_Problem description_
Below are the records; pull every line that includes "icon".
START Data for this task
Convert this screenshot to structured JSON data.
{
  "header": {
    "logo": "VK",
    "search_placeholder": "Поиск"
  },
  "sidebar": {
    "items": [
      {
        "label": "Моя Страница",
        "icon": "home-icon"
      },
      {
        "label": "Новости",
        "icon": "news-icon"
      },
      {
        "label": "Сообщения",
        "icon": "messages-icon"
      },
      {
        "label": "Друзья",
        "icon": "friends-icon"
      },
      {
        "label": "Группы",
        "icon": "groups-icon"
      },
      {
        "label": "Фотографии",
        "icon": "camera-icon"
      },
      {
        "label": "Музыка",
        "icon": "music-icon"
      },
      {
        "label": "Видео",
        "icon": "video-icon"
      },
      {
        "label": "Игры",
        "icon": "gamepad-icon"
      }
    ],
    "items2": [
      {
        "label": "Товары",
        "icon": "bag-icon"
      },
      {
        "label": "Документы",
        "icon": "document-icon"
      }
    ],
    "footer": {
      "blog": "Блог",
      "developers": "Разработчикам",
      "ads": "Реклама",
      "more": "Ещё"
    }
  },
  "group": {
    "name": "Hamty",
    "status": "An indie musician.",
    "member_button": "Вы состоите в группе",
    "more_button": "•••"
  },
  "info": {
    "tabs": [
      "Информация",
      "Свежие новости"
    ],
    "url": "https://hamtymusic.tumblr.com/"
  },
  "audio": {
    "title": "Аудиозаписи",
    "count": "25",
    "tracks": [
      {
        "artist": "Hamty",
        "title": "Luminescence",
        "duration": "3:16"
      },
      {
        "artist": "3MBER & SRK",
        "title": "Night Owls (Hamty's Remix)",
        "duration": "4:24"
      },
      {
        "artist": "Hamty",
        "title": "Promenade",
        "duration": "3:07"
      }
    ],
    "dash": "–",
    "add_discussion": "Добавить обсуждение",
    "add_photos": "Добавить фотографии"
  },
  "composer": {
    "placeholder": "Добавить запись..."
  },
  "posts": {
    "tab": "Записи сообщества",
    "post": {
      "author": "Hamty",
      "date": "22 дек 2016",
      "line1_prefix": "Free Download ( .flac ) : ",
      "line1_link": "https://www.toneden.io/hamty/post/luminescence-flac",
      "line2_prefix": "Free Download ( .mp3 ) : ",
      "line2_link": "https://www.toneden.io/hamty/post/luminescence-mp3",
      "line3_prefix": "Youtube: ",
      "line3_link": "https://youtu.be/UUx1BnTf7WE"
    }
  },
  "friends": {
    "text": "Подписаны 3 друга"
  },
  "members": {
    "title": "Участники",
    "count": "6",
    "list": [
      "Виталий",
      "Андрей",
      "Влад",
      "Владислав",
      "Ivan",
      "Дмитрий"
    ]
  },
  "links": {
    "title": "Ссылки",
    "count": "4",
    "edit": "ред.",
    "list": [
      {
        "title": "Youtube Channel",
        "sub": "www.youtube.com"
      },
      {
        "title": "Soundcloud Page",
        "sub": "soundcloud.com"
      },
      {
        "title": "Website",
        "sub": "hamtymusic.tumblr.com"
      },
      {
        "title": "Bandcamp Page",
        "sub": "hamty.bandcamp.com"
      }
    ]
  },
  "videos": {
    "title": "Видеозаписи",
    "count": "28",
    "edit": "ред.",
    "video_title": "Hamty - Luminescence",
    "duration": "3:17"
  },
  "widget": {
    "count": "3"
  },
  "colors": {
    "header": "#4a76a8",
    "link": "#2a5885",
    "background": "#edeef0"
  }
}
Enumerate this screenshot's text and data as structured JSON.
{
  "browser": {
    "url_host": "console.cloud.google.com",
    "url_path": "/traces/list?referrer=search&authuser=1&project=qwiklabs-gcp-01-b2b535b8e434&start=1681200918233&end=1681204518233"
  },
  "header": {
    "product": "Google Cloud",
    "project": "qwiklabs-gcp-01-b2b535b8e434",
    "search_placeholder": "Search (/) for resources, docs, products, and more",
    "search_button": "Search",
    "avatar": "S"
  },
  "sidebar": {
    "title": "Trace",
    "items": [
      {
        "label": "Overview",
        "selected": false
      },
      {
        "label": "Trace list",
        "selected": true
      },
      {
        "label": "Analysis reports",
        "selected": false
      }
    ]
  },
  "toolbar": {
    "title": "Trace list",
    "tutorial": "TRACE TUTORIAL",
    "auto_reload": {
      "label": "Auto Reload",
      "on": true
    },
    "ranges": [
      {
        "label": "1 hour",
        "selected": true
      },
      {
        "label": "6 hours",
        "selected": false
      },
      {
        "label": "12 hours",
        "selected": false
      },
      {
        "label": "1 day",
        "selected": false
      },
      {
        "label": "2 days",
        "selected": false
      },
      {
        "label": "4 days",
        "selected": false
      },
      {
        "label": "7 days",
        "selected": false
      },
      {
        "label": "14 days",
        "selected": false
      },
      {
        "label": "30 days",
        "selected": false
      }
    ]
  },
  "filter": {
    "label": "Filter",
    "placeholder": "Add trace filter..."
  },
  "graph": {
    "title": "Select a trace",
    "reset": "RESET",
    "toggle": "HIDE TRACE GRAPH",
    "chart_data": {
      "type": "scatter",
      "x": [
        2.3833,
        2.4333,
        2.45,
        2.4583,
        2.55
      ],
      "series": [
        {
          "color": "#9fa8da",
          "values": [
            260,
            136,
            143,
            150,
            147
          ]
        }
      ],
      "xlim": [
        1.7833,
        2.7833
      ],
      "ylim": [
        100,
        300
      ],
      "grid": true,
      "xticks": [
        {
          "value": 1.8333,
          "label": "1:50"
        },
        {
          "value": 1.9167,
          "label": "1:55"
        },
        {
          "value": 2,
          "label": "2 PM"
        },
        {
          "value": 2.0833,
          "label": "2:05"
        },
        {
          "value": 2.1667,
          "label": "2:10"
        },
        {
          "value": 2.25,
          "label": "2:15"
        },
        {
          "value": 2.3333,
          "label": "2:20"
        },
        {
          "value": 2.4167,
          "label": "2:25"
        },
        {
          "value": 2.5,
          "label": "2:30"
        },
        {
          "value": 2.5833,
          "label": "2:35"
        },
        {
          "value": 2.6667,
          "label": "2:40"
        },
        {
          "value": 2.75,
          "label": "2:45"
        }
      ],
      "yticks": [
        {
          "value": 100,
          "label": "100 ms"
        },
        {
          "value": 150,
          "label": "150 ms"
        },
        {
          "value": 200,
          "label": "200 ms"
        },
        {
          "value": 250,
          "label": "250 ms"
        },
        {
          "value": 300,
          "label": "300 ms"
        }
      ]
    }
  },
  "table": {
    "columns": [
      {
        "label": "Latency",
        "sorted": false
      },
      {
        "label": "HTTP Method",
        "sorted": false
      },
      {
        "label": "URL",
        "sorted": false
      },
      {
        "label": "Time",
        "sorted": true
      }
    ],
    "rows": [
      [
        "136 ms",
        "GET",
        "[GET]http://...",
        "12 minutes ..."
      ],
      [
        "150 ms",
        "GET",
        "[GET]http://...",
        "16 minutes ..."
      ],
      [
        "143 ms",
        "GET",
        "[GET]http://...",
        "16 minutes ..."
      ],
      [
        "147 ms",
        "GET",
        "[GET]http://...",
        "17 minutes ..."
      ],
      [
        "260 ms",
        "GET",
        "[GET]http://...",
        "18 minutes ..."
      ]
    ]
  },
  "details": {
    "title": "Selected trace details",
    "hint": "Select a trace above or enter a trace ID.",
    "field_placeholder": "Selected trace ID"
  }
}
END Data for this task
_Task result_
        "icon": "home-icon"
        "icon": "news-icon"
        "icon": "messages-icon"
        "icon": "friends-icon"
        "icon": "groups-icon"
        "icon": "camera-icon"
        "icon": "music-icon"
        "icon": "video-icon"
        "icon": "gamepad-icon"
        "icon": "bag-icon"
        "icon": "document-icon"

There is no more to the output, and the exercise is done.